++++ DATA EXTRACTS
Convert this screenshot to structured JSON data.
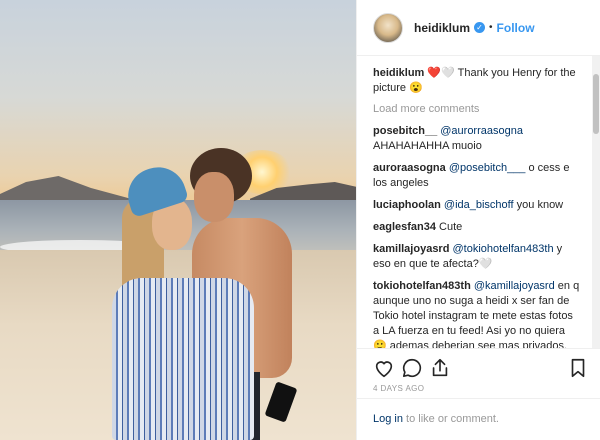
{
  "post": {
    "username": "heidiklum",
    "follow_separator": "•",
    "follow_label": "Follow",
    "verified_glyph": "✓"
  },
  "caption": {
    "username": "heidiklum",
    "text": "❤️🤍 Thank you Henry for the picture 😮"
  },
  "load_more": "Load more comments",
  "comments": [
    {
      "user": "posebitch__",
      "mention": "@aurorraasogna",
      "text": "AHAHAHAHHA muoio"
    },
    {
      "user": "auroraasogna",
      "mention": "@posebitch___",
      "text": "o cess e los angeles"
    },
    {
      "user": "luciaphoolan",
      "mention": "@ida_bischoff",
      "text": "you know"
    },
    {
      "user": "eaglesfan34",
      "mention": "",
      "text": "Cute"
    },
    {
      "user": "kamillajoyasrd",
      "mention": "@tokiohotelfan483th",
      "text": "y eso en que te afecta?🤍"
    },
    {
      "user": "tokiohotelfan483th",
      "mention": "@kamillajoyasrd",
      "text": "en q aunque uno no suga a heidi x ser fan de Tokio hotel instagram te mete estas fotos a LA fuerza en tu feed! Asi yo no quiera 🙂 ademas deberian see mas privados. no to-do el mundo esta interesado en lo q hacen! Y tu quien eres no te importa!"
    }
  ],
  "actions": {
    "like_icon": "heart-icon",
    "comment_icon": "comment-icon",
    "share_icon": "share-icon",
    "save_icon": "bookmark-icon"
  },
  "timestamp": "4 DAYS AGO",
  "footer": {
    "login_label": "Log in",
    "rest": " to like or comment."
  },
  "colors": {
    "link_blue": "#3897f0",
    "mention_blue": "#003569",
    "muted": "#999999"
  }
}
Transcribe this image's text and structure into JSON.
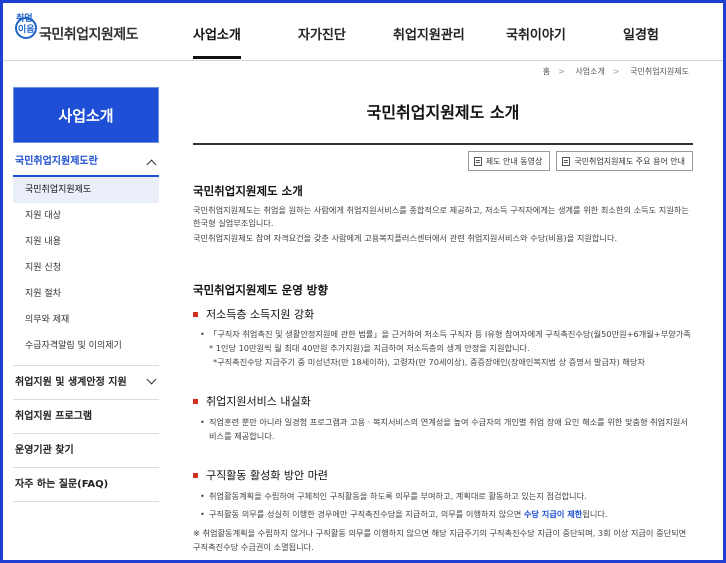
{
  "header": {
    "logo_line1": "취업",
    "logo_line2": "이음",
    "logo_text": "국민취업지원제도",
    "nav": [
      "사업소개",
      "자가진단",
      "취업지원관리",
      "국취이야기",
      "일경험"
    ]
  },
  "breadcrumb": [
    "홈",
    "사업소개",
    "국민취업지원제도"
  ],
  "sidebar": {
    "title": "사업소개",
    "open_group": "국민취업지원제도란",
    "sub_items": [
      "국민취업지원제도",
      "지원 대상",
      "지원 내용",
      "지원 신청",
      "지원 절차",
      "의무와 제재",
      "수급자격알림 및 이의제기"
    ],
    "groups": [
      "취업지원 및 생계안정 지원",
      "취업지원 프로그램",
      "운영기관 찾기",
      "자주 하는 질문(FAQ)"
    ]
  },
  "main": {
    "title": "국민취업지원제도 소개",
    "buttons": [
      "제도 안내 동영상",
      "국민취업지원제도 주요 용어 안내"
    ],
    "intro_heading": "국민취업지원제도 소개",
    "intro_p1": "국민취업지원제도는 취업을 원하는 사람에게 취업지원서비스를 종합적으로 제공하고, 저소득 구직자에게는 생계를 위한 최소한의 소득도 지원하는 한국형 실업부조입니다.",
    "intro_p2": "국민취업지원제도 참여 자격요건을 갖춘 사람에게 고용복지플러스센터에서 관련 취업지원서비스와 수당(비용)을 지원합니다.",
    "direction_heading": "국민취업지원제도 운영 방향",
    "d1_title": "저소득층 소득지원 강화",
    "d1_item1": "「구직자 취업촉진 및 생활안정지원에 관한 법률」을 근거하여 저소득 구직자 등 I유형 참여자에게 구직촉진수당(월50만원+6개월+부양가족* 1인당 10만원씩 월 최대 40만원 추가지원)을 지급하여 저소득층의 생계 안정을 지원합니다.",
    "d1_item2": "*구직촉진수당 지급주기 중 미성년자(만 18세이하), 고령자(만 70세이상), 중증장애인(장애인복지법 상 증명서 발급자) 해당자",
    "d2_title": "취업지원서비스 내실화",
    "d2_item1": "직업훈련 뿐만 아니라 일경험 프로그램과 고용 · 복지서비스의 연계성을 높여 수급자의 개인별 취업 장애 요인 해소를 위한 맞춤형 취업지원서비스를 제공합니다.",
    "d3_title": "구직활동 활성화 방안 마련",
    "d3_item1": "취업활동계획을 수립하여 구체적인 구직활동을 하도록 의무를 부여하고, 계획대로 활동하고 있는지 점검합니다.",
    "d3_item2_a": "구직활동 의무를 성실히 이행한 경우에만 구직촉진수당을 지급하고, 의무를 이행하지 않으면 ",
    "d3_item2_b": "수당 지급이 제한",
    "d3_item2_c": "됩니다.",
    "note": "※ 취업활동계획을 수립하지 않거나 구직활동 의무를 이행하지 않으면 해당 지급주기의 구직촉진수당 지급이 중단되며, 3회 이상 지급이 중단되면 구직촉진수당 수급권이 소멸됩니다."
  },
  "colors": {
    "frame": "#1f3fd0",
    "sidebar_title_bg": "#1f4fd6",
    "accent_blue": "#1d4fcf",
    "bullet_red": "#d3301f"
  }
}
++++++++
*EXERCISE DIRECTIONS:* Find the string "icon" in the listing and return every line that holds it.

*ANSWER BELOW:*
    "like_icon": "heart-icon",
    "comment_icon": "comment-icon",
    "share_icon": "share-icon",
    "save_icon": "bookmark-icon"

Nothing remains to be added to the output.